The task calls for each line of the records below in which the word "your" appears.

(DATA IN THIS EXERCISE)
== Segment start ==

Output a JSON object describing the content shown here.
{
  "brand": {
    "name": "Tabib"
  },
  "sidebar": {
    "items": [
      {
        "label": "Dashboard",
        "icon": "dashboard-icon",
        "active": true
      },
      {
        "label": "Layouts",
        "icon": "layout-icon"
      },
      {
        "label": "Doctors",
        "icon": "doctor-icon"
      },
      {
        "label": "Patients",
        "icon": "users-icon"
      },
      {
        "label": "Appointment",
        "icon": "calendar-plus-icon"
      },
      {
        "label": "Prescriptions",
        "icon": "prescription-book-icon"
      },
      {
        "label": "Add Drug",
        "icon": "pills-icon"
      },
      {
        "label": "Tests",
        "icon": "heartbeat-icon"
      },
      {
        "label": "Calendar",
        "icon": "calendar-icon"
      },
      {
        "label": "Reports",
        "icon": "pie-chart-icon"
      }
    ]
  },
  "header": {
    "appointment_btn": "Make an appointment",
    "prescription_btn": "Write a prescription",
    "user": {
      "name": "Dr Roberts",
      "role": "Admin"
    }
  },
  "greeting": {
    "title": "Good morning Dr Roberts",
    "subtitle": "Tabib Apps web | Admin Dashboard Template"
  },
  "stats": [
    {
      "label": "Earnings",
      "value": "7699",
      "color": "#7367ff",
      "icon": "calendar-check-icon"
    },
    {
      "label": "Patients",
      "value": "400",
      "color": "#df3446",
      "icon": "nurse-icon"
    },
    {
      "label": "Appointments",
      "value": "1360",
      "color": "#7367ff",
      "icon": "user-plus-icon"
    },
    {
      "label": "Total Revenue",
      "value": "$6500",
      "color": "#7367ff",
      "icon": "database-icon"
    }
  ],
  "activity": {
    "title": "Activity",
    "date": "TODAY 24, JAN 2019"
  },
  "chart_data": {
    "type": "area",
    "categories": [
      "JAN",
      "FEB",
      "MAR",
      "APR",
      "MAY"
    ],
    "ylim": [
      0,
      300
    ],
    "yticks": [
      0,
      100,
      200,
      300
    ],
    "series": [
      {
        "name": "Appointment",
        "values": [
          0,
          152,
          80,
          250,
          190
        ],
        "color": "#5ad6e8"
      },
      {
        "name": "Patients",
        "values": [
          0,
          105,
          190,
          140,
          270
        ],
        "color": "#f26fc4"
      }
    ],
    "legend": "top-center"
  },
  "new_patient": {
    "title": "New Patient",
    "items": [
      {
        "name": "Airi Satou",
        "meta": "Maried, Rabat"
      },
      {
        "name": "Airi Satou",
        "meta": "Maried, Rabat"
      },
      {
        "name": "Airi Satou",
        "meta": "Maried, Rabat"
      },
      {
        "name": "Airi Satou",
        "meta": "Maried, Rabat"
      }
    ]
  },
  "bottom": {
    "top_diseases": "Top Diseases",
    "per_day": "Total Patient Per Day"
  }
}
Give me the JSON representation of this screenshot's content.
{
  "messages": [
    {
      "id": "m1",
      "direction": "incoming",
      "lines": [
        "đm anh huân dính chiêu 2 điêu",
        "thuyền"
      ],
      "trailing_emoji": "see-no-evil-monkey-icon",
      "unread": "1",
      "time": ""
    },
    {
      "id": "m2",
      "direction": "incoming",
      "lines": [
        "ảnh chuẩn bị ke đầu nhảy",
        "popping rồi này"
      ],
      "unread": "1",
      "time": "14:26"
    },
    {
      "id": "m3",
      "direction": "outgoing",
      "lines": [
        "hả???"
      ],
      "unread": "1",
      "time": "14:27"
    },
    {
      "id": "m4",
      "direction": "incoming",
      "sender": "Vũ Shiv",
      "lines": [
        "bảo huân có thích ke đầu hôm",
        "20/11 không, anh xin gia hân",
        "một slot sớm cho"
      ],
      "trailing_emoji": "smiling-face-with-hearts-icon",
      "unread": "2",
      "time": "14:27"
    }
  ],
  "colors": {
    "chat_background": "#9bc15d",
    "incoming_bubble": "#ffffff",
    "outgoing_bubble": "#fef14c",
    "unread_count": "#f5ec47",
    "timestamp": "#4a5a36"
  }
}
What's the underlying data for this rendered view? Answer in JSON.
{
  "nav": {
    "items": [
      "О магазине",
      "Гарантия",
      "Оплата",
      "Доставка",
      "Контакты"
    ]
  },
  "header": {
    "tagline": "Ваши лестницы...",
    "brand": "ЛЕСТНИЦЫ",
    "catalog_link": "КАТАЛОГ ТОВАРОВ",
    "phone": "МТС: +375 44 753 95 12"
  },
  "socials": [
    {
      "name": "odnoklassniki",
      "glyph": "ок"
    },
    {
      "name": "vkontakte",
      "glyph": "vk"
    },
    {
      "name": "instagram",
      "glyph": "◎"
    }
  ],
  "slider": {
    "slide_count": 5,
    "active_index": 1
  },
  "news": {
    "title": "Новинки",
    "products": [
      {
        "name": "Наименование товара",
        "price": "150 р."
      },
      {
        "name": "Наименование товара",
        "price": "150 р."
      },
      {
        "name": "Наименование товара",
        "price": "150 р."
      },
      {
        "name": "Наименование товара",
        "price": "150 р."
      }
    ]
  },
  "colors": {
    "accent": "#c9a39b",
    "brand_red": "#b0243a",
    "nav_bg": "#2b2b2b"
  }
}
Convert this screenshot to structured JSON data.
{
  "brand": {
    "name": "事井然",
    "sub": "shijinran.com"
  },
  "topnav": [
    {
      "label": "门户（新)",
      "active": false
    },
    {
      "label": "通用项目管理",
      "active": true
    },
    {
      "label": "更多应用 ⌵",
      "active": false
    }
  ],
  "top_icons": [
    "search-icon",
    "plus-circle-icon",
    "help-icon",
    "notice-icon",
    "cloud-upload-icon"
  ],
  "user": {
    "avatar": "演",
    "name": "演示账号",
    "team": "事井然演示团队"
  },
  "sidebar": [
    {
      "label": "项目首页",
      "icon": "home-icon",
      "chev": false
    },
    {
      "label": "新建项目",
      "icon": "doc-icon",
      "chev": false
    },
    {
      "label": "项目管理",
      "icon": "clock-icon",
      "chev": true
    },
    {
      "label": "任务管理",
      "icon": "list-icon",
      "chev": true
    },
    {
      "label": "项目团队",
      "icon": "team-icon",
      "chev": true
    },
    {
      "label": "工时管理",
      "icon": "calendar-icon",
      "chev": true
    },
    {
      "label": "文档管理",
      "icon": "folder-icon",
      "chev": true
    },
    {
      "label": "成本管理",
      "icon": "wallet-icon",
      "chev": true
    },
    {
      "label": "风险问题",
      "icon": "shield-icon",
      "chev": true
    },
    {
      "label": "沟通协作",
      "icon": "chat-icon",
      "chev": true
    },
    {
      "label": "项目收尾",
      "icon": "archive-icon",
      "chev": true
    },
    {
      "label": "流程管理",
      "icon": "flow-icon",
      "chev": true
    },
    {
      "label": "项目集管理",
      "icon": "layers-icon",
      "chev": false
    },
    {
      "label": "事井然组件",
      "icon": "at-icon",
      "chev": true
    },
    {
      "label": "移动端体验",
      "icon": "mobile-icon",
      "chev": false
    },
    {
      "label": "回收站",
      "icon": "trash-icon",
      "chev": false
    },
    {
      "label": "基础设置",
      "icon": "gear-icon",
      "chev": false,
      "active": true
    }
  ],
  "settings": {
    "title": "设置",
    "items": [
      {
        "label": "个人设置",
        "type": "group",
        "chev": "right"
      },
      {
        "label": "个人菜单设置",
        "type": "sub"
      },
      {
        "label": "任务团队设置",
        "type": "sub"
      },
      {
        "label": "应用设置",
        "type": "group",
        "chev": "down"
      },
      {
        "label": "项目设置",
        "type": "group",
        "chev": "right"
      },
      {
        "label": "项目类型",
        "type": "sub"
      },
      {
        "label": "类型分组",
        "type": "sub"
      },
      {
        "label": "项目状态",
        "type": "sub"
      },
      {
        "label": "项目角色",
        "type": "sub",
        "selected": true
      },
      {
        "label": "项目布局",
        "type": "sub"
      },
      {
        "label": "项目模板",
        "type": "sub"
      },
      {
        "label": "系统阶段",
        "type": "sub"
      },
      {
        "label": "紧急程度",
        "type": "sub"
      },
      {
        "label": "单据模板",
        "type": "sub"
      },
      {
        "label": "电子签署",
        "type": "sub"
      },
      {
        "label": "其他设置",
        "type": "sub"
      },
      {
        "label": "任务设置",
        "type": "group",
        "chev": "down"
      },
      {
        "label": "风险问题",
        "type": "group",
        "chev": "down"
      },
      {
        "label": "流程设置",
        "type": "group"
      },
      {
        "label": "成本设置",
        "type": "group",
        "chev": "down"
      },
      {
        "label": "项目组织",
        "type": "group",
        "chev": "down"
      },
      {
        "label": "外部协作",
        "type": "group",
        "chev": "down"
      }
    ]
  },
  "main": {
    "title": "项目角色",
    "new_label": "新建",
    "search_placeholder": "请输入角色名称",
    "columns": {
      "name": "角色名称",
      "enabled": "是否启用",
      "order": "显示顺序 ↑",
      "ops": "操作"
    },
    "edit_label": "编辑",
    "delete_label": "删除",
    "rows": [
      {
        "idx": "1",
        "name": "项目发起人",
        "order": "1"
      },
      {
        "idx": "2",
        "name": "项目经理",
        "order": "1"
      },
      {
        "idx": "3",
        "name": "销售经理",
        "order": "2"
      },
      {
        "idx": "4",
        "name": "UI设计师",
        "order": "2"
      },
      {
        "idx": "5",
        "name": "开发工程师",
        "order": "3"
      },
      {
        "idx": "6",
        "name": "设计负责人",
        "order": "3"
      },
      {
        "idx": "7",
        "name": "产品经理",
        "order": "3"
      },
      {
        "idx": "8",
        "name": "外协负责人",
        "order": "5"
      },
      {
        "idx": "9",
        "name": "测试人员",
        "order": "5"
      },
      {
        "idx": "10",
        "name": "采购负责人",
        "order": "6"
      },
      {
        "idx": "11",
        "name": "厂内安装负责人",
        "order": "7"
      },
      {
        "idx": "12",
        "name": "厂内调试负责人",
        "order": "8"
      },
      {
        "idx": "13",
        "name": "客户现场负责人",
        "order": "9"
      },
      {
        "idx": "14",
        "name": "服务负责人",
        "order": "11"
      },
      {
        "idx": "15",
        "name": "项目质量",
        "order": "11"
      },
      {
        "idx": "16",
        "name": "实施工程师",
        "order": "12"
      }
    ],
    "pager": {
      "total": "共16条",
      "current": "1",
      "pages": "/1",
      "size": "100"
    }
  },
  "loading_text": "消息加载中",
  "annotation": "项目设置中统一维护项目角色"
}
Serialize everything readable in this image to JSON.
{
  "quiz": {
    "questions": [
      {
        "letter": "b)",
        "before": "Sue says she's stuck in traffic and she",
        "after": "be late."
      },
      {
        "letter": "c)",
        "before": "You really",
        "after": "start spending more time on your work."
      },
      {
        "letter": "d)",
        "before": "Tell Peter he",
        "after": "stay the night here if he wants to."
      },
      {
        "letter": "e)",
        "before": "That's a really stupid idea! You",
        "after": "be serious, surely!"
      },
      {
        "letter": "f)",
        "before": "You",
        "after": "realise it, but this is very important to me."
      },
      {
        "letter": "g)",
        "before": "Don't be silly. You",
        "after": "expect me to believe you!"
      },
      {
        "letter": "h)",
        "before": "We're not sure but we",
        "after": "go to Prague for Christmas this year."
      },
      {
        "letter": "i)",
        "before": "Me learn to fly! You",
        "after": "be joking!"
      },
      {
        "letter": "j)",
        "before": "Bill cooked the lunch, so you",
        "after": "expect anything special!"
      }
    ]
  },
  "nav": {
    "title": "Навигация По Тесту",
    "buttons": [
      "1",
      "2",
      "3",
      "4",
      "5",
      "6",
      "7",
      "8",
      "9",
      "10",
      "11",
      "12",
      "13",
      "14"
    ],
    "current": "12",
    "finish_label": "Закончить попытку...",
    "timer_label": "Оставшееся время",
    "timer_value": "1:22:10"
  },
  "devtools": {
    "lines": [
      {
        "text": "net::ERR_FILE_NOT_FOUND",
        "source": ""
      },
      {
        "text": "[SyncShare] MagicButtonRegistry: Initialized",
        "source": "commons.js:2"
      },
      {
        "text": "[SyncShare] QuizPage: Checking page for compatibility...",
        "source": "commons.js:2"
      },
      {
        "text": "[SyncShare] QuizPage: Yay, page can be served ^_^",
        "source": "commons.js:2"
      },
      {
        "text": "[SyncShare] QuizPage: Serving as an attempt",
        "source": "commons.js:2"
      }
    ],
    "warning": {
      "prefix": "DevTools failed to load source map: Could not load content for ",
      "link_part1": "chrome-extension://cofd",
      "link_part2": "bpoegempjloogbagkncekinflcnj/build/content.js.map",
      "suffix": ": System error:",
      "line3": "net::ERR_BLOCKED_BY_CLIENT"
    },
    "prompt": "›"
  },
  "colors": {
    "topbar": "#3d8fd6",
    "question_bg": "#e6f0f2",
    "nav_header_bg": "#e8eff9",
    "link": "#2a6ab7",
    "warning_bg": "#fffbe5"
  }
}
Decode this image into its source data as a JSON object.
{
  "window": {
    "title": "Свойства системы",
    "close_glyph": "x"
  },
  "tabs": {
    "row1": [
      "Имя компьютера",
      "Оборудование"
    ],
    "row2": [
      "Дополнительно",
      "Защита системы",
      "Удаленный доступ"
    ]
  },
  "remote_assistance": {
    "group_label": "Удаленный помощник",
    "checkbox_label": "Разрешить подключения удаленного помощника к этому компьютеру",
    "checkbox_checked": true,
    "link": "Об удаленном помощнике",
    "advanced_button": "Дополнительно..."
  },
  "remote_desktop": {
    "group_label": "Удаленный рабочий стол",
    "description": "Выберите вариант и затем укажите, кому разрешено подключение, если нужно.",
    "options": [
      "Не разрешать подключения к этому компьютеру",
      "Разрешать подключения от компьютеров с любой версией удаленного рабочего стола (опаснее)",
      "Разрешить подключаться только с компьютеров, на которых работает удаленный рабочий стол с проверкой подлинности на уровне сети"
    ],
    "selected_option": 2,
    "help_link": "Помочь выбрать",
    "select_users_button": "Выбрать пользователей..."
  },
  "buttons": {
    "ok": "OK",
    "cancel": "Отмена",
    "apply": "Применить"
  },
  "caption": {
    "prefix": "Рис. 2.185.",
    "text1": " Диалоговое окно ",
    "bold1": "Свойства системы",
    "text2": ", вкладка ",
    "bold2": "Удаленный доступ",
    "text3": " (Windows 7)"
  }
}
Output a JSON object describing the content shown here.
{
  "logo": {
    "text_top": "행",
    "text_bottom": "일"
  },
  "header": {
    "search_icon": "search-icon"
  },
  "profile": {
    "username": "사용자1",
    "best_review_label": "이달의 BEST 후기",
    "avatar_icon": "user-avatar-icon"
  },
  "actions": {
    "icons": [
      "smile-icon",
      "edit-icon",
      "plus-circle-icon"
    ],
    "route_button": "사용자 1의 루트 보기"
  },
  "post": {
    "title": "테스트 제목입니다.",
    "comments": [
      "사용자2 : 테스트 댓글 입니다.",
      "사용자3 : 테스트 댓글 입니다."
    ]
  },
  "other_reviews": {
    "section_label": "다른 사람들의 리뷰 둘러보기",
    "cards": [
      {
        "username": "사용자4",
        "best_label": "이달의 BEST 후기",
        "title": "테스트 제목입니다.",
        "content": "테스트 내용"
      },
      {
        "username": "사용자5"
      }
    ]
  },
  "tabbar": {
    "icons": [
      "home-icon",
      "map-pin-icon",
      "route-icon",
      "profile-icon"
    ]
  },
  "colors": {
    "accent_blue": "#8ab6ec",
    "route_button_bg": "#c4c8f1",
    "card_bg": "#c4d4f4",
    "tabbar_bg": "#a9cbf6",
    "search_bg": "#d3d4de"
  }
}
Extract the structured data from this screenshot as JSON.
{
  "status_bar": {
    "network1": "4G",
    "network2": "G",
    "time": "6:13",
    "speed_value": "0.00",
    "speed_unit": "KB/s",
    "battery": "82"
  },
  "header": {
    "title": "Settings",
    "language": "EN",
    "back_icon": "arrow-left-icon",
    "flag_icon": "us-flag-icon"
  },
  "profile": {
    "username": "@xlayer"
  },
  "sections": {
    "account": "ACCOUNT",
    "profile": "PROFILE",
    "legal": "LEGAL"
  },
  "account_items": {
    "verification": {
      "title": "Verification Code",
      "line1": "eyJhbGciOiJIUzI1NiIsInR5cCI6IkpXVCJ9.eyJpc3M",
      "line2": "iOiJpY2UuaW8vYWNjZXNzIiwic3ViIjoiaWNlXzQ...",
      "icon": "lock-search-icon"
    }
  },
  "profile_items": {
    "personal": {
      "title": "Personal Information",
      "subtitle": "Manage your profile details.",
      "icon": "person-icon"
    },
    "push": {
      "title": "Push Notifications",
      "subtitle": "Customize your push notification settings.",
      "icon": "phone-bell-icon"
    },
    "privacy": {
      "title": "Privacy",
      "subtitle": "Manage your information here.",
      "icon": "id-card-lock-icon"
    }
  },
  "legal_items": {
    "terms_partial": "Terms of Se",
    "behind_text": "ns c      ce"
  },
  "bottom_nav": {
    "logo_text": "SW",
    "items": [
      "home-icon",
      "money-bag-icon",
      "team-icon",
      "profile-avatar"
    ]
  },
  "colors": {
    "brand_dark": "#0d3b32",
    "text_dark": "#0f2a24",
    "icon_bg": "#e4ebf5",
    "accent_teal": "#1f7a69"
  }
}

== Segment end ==

(RESULT OF THE EXERCISE)
        "after": "start spending more time on your work."
      "subtitle": "Manage your profile details.",
      "subtitle": "Customize your push notification settings.",
      "subtitle": "Manage your information here.",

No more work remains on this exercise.